### [Goal of the exercise]
Where does "email" appear in the data? Return each line that holds it.

### [Information supplied]

□ □ □

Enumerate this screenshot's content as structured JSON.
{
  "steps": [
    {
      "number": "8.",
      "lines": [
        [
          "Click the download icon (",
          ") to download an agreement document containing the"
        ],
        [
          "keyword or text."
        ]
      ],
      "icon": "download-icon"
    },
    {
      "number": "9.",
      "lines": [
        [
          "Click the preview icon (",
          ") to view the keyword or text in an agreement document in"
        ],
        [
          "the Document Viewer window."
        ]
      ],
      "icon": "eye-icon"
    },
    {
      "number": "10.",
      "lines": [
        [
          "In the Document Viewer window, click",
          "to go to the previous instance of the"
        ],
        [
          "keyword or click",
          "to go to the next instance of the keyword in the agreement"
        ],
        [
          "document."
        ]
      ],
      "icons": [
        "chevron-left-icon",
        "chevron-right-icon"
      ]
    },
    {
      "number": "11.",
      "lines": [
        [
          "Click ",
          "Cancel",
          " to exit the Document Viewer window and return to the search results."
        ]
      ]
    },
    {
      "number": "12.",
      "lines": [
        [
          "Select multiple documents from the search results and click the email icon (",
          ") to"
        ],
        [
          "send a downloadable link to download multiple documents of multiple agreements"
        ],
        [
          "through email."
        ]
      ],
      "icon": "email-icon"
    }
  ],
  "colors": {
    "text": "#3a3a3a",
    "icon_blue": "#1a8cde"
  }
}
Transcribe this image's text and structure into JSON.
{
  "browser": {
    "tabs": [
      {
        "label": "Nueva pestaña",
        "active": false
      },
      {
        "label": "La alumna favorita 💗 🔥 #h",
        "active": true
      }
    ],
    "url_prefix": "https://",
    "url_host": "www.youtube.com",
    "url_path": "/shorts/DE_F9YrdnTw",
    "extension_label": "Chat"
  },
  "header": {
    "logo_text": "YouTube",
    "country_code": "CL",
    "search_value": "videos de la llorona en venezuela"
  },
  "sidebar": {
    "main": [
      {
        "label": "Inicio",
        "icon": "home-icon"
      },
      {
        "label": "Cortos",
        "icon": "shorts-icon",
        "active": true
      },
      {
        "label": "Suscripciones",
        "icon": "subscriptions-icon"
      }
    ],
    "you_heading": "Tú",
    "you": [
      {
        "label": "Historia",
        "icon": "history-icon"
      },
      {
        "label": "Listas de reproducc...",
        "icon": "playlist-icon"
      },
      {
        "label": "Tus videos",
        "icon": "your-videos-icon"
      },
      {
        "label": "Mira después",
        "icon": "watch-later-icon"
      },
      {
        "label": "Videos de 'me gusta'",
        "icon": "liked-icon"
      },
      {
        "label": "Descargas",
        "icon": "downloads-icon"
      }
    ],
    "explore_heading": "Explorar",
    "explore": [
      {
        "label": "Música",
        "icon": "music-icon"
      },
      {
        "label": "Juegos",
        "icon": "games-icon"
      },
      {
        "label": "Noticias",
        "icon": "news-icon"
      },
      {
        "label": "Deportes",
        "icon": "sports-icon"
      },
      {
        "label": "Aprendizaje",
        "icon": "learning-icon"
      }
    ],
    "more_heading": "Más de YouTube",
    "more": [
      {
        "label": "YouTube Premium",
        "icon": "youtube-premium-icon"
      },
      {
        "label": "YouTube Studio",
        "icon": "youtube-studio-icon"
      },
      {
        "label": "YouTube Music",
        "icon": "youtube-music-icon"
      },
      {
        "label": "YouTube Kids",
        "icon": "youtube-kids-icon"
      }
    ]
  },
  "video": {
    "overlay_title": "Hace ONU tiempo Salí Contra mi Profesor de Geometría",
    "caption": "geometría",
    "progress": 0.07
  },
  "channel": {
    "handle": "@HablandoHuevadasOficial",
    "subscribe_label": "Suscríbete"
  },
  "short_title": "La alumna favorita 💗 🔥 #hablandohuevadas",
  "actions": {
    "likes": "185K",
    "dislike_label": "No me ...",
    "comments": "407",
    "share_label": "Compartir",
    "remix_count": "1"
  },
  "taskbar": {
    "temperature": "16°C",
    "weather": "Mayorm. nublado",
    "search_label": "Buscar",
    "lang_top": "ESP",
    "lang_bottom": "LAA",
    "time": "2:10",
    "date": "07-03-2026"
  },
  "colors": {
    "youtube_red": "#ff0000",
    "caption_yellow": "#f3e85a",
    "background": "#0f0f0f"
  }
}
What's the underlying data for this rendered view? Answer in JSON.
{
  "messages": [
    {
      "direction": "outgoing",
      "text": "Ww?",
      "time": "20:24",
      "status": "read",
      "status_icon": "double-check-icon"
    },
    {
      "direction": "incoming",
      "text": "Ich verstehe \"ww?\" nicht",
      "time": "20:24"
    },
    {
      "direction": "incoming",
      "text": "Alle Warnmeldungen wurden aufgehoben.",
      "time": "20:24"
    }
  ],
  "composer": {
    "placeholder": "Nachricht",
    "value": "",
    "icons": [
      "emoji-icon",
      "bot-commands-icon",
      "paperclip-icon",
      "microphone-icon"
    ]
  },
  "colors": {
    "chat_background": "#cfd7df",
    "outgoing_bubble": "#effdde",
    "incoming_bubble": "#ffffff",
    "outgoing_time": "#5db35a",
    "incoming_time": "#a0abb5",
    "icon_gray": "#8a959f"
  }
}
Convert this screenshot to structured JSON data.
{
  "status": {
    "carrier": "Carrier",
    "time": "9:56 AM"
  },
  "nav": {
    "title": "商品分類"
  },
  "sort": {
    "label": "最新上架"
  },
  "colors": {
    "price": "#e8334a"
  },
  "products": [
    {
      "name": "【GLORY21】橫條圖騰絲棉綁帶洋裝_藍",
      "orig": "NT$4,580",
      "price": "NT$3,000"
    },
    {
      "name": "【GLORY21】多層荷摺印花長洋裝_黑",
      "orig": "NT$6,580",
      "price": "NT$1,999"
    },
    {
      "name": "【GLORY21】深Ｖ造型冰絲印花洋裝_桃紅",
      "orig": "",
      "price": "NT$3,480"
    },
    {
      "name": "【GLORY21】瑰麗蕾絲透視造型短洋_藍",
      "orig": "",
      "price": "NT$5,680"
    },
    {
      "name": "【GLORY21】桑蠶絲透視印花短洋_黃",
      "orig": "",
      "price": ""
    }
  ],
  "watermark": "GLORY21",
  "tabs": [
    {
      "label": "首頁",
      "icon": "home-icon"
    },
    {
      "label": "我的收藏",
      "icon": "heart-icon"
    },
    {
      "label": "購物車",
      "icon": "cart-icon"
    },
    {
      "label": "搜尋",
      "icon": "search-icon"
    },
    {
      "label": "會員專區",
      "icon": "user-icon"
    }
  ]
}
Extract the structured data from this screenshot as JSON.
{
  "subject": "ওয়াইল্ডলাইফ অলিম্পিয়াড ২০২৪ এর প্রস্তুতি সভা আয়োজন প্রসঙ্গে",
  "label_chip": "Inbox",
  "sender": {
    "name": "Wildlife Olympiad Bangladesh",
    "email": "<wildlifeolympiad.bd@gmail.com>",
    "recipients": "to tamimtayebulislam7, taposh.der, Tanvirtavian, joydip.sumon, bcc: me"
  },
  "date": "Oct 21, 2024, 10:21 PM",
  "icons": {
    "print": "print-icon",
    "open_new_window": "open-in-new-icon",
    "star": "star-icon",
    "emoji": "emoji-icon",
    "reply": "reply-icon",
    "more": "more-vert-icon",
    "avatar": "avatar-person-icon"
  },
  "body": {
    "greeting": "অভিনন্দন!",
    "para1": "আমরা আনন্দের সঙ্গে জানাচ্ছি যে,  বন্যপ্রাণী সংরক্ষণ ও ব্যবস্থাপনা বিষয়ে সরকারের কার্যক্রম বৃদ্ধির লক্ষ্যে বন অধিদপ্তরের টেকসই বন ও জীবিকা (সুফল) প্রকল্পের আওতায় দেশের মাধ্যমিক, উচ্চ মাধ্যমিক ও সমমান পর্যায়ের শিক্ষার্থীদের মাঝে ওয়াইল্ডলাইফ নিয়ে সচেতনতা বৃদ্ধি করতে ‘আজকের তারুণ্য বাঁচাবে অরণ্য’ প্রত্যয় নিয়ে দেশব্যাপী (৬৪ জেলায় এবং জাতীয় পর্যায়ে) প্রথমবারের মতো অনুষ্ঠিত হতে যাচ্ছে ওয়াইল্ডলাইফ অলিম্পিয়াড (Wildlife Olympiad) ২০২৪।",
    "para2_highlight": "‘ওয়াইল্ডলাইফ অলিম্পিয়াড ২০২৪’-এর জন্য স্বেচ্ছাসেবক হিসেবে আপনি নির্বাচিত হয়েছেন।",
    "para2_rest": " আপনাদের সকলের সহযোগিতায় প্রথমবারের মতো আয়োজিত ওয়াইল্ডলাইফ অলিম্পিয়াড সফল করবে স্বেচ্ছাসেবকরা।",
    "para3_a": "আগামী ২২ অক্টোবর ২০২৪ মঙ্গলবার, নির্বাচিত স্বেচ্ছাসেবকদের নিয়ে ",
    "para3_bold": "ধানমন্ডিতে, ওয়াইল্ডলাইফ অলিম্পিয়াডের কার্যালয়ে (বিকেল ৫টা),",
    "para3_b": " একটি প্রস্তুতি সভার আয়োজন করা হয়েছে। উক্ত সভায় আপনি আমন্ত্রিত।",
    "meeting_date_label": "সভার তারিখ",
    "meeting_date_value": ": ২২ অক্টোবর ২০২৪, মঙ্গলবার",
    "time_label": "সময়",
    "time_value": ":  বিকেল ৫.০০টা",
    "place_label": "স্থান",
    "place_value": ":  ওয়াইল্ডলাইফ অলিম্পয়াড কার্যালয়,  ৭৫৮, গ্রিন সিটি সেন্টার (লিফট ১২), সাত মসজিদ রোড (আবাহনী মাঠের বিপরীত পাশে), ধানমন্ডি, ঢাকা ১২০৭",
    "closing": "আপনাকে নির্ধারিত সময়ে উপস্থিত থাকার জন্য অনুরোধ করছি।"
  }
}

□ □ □

### [Answer to the problem]
          "Select multiple documents from the search results and click the email icon (",
          "through email."
      "icon": "email-icon"
    "email": "<wildlifeolympiad.bd@gmail.com>",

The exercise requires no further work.